Put Me in the Zoo was still on my mind this morning while I was at the gym and Kanye’s “Everything that I am” came on.
The two pieces are very similar. The refrain in “Everything I Am”:
Everything I’m not, made me everything I am
Reminded me of the moral of Lopshire’s story. Being forced to recognize that he was not a zoo animal allowed the leopard to find a home in the circus. Whether you consider his spot changing antics tricks, or as Turtle Biscuit likes to opine him “being silly,” the truth of the matter is that the leopard is an artist. Exiled from the zoo he finds a home in the circus.
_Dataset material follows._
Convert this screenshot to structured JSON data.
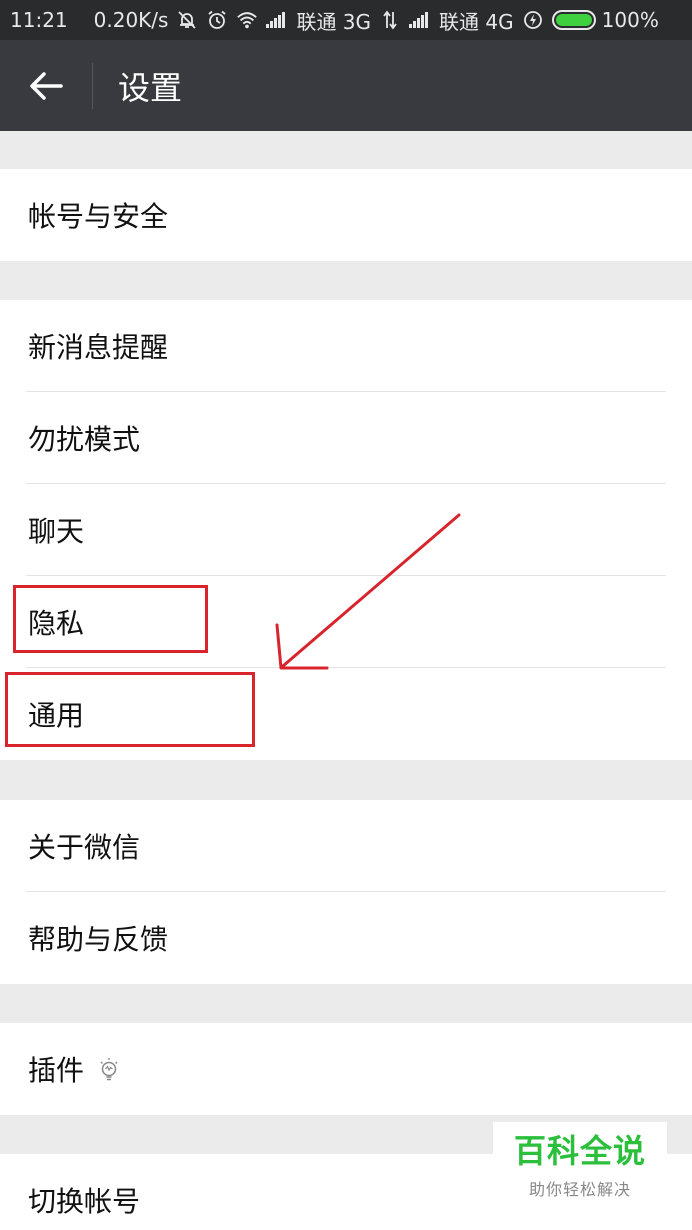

And as Kanye makes plain his insecurities in “Everything I Am”, he too reminds the listener that like it or not, we are often defined by what we are not–therefore it is incumbent to embrace all that we are:
Damn, here we go again
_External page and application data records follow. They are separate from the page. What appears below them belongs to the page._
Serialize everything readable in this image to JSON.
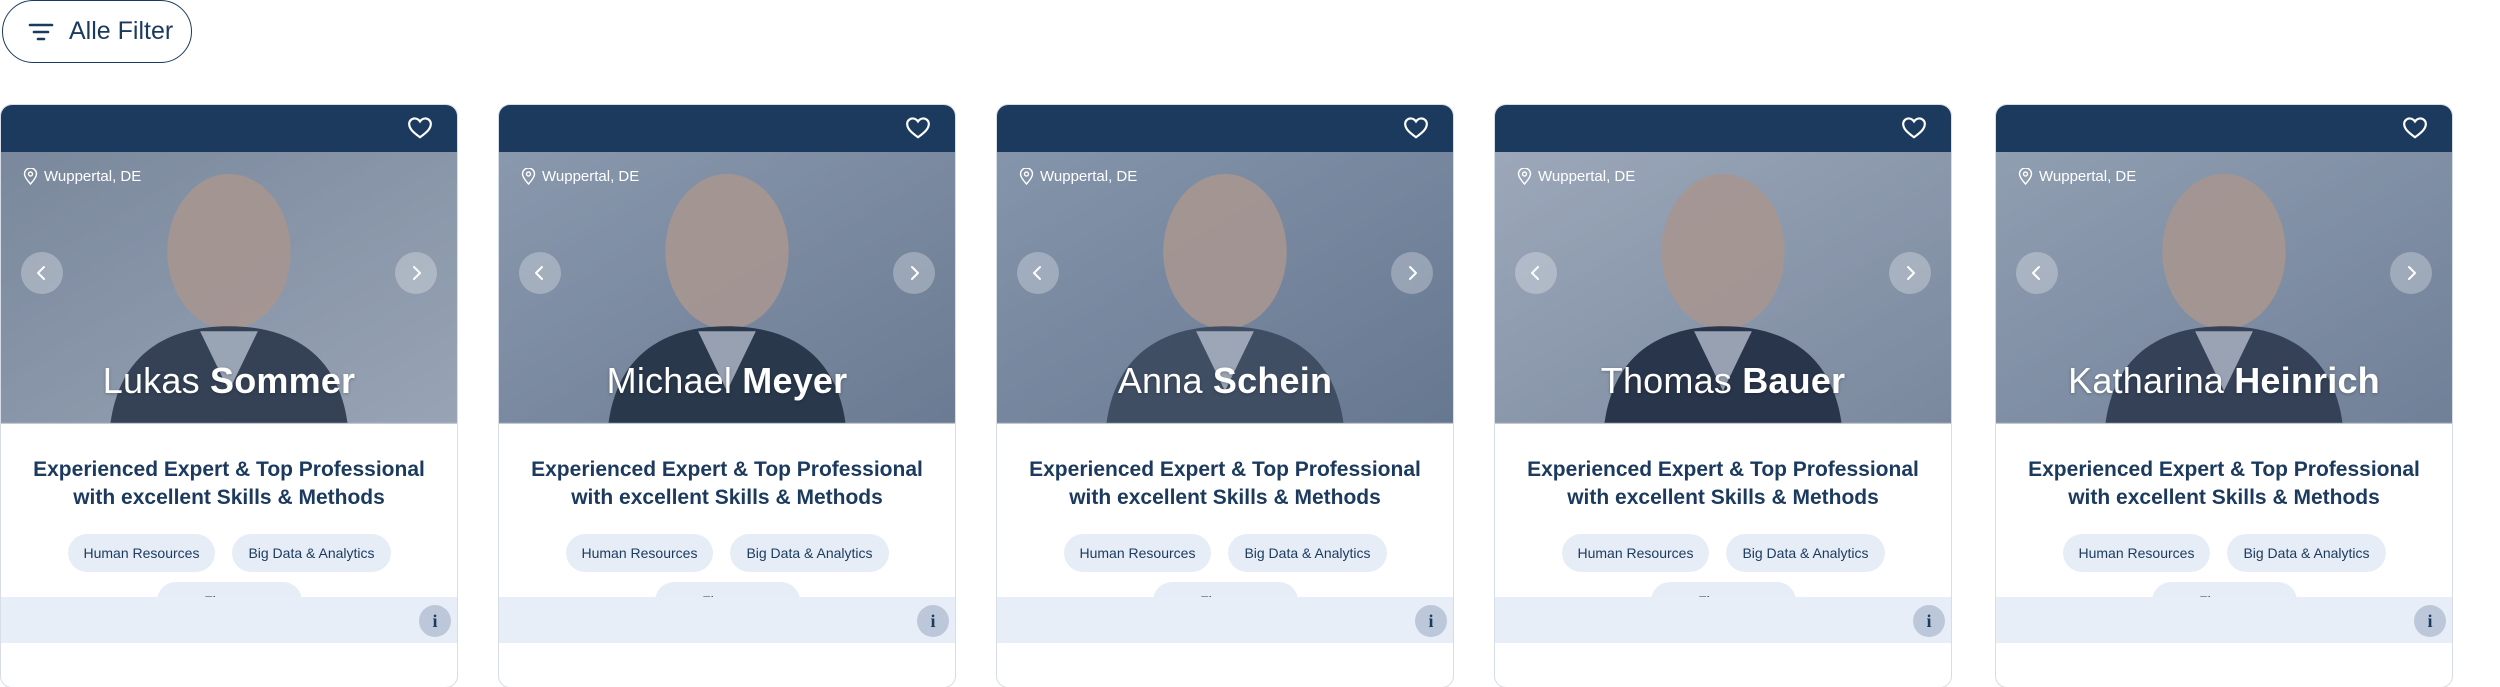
{
  "filter": {
    "label": "Alle Filter"
  },
  "cards": [
    {
      "location": "Wuppertal, DE",
      "first_name": "Lukas",
      "last_name": "Sommer",
      "title_line1": "Experienced Expert & Top Professional",
      "title_line2": "with excellent Skills & Methods",
      "tags": [
        "Human Resources",
        "Big Data & Analytics",
        "Finance"
      ],
      "photo_colors": [
        "#9aa5b4",
        "#c4ccd6",
        "#3b4552"
      ]
    },
    {
      "location": "Wuppertal, DE",
      "first_name": "Michael",
      "last_name": "Meyer",
      "title_line1": "Experienced Expert & Top Professional",
      "title_line2": "with excellent Skills & Methods",
      "tags": [
        "Human Resources",
        "Big Data & Analytics",
        "Finance"
      ],
      "photo_colors": [
        "#b0bccb",
        "#8593a6",
        "#2c3644"
      ]
    },
    {
      "location": "Wuppertal, DE",
      "first_name": "Anna",
      "last_name": "Schein",
      "title_line1": "Experienced Expert & Top Professional",
      "title_line2": "with excellent Skills & Methods",
      "tags": [
        "Human Resources",
        "Big Data & Analytics",
        "Finance"
      ],
      "photo_colors": [
        "#a9b7c8",
        "#7f8ea3",
        "#4a5566"
      ]
    },
    {
      "location": "Wuppertal, DE",
      "first_name": "Thomas",
      "last_name": "Bauer",
      "title_line1": "Experienced Expert & Top Professional",
      "title_line2": "with excellent Skills & Methods",
      "tags": [
        "Human Resources",
        "Big Data & Analytics",
        "Finance"
      ],
      "photo_colors": [
        "#c9d1dc",
        "#9aa6b6",
        "#2a3343"
      ]
    },
    {
      "location": "Wuppertal, DE",
      "first_name": "Katharina",
      "last_name": "Heinrich",
      "title_line1": "Experienced Expert & Top Professional",
      "title_line2": "with excellent Skills & Methods",
      "tags": [
        "Human Resources",
        "Big Data & Analytics",
        "Finance"
      ],
      "photo_colors": [
        "#b9c4d1",
        "#8c9aad",
        "#3a4354"
      ]
    }
  ],
  "icons": {
    "filter": "filter-icon",
    "favorite": "heart-icon",
    "location": "location-pin-icon",
    "prev": "chevron-left-icon",
    "next": "chevron-right-icon",
    "info": "info-icon"
  },
  "colors": {
    "navy": "#1c3a5e",
    "tag_bg": "#e6edf7",
    "footer_bg": "#e8eef8"
  }
}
Everybody saying what’s not for him
But everything I’m not, made me everything I am
I vaguely remember Mom Biscuit and I cracking a few jokes, maybe even dropping a few double entendres, the first time we set eyes on the tub in what would be our first home. Our realtor played along egging us on. And since we were two city kids from Queens there was of course an inevitable reference to the old Mt Airy Lodge commercials.
Never did we imagine that the “spa” that we thought would be our respite from long days at the office and occasional romantic date would become the domain of our baby girl
It dawned on me shortly after my wife and I welcomed our second child that I needed to revive my Turtle Biscuit series. After all, how would it look to the girls a decade from now when they both can read and they realize that I documented my experiences with one but not the other.
And the more I think about it, just as I was eager to share tales of the lazy days I spent with Turtle Biscuit while on leave in 2011, the forthcoming trials and tribulations of being a commuter parent of an infant are also important, and worthy of reflection.
With that being said, I introduce everyone to Baby Biscuit, Little sister of Turtle Biscuit, Singing Biscuit and College Biscuit (formerly Teen Biscuit).
Guilty as charged, and you know what, it is really hard to break this habit because what the author doesn’t get at is that not only is there a short term reward for the child, but for us parents as well. Look, I appreciate not having to wait two hours for Singing Biscuit to finish his chores and holding us hostage from getting on with our day when I promise him a $5 bill for his efforts. That said, I also cringe when he asks if he will get his “allowance” for doing some other task in the middle of the week. Those cringes are far and few in between these days because I’ve disassociated his allowance from completing his chores, but I still haven’t given up on the bribing habit.
I find the issue of bribing children — or to be more precise, the giving of blunt, uncreative rewards for desired behavior “If you just stop kicking that seat in front of you on the plane, I’ll give you 10 minutes of iPad time”; “Clean your room this weekend, I’ll give you 10 bucks”; “If you use good manners at Grandma’s house, I’ll let you have an extra brownie” — to be one of the more nagging challenges of being a parent.
Like most families we had grand recreation ambitions this week. With July 4th taking place on a Wednesday it seemed as if this week was going to be one long weekend, even if Snuggle Biscuit had to work the first 1/2 of the week. But before we could get going on the staycation to end all staycations, Turtle Biscuit came down with a fever. Therefore, instead of being preoccupied with getting enough grub for Wednesday’s BBQ, my thoughts were turned time and again to Turtle Biscuit’s health.
Parenting ain’t poker, but man you sure do learn how to count your cards, what matters, what doesn’t, and the moments to go all in as you go through the process of raising a child.
Speaking of things that resonated, when I saw this poster during a recent trip to Target I was instantly struck. It is practically pitch perfect. Great copy-line and the photo was neatly captured the bond between a parent/father and child. I couldn’t help but take a picture so that I could keep it in the file to share with Turtle Biscuit one day.